This is a passionate plea for the proof:
Forever, in infinite many cases
A proof is the lazy brain's best friend - it prevents it from the need to test a theorem, a transformation, a change, a program…in finite many, but many!, cases. A proof says: correct in infinite many cases. From "now" on the semantics is functional not necessarily operational.
A proven theorem can be pushed into the knowledge base and used as black box. It becomes a validated building block of the innovative mathematical spiral.
When we want to solve 3*x=5, we may be aware that rational numbers, under multiplication, (Q,*) form an Abelian group and each number is a basis for all others. To solve the equation, we use an equivalence transformation to get a basis that has nice properties for finding the solution:
We apply the same principle if we want to solve a system of linear equations. Again, it's a helpful view to see the "unknowns" as weights for column vectors linearly combing the "goal vector".
Provided m=n and the column vectors build a basis (they are linearly independent) a unique solution exists.
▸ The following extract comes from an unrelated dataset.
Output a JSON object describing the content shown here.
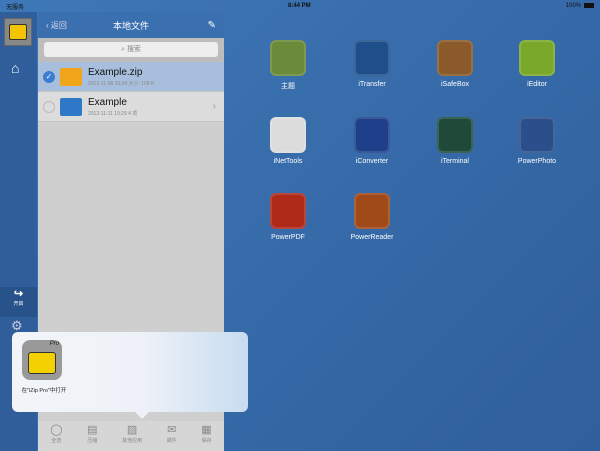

Again, we use equivalence transformations to get a basis with nice properties…In the matrix language it's a triangular matrix…The core of the proof is the general principle of constructing the bases.
What about a system of multi-variate polynomial equations? The Austrian mathematician Bruno Buchberger has shown that the same principle can be applied…proven by constructing the Gröbner Bases. In short, it transforms the system in a way that one basis element is only univariate.
Deep knowledge in ring theory, ideals…is required.
One of Bruno Buchberger's research project is Theorema. In short, automated theorem proving, with a system built atop Mathematica. If the Theorema software can automatically create a constructive proof for the solution of polynomial equations (by constructing Gröbner Bases) it generates the solver.
This is not required here, because GBs are already constructed. But, in general an automated theorem prover can become an algorithm generator.
The original objective of this field was
- automating mathematics (not only computation)
- empowering computer science with mathematical thinking and techniques
Remember, the term abstract data type can be regarded as a generalized approach of algebraic structures (lattices, rings, modules..), if you want it's a cousin of the "universal algebra" - a set of elements, a set of operations and a set of rules.
But, without a concrete model and implementation it remains "abstract nonsense".
What we finally want? A language to program everything? The Wolfram Language and its implementation, Mathematica, are really great, but there's still a lot to do - implementing (correctly) what can be described in the language.
There is no such thing as an abstract program. Give me constructive proofs! A Kingdom for a constructive proof!